Poile has made at least a handful of other big in-season trades dating all the way back to the first month of the first season, when he brought Ronning on board. The feisty little center would lead the Preds in scoring in each of his four seasons in Nashville.
Then there was Forsberg, who notched 15 points in 17 regular-season games and guided the Preds to a 10-4-3 record when he was in the lineup down the stretch of the 2006-07 season.
Moving forward, players like Fisher and Johansen helped push the Predators toward milestone achievements.
Only months after Fisher arrived, he steered the Preds into the second round of the playoffs for the first time in franchise history. Johansen’s high-quality play as a first-line center was a big reason the Preds advanced to the Stanley Cup Final for the first time in 2017.
But as far as instant impact is concerned for the Predators, only the Sullivan trade can hope to compare with the Turris acquisition.
Sullivan burst out of the gates with a hat trick and an assist in his very first game after being acquired via trade from Chicago.
“I’d say that’s a pretty good immediate impact,” says Preds forward Scott Hartnell, who was on that 2003-04 team. “You couldn’t have asked for a better start.”
Sullivan would go on to produce 10 points in his first three games for a new team, tying an NHL record held by Wayne Gretzky. It didn’t stop there, as Sullivan piled up 30 points in 24 regular-season games with the Preds in 2003-04, giving Nashville the boost it needed to earn its first playoff berth.
“He was always a guy you could look to for a big play offensively,” Hartnell adds. “He really made a difference on the power play.”
But not even Sullivan, who was playing on a less talented Preds’ squad than the current version, could impact the team’s record as quickly as Turris has. In those 24 regular-season games of 2003-04 with Sullivan, the Predators went 11-7-4-2 (the last two numbers are ties and overtime losses, respectively).
With Turris on board, the Preds won 13 of their first 17 contests, capturing an overtime point in two other games.
“Sully was a great forward, just like Kyle is,” Hartnell says. “But you now also know that Kyle is going to be here for at least another six years.

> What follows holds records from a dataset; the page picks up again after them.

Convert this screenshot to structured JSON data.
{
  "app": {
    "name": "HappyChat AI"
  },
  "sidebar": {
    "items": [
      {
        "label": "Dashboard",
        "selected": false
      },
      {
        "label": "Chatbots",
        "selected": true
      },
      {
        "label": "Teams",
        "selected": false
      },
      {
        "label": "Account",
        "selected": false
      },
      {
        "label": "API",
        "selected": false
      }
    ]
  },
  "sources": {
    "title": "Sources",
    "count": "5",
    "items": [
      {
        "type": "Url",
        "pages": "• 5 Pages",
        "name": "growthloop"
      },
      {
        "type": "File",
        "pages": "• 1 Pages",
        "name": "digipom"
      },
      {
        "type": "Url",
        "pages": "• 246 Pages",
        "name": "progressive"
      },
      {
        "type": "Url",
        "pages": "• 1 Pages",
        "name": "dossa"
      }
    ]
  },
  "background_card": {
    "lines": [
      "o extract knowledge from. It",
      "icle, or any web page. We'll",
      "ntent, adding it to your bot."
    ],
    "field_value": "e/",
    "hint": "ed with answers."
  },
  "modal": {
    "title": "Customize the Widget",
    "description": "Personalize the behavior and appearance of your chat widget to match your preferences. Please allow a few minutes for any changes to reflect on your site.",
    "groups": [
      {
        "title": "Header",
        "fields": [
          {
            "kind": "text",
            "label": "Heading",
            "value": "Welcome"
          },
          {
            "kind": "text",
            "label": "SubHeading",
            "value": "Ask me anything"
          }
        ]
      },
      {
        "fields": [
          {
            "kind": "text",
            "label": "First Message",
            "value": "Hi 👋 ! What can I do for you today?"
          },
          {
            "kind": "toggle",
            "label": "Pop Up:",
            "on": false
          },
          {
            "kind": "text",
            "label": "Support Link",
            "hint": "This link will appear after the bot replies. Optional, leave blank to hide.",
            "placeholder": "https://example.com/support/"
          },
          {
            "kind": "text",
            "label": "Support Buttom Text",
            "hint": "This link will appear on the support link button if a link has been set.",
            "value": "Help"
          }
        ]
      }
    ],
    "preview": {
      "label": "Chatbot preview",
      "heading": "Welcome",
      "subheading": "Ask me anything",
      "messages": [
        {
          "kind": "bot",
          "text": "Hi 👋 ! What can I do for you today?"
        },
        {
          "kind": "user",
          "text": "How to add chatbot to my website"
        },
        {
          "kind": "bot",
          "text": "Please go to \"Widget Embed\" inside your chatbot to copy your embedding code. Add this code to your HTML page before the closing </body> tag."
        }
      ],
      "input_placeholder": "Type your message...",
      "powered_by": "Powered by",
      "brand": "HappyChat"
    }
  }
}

“He’s not going anywhere. So, with him and (Johansen) here, that’s as good a one-two center combination you’ll find in the league.”
Reach John Glennon at email@example.com and follow him on Twitter @glennonsports.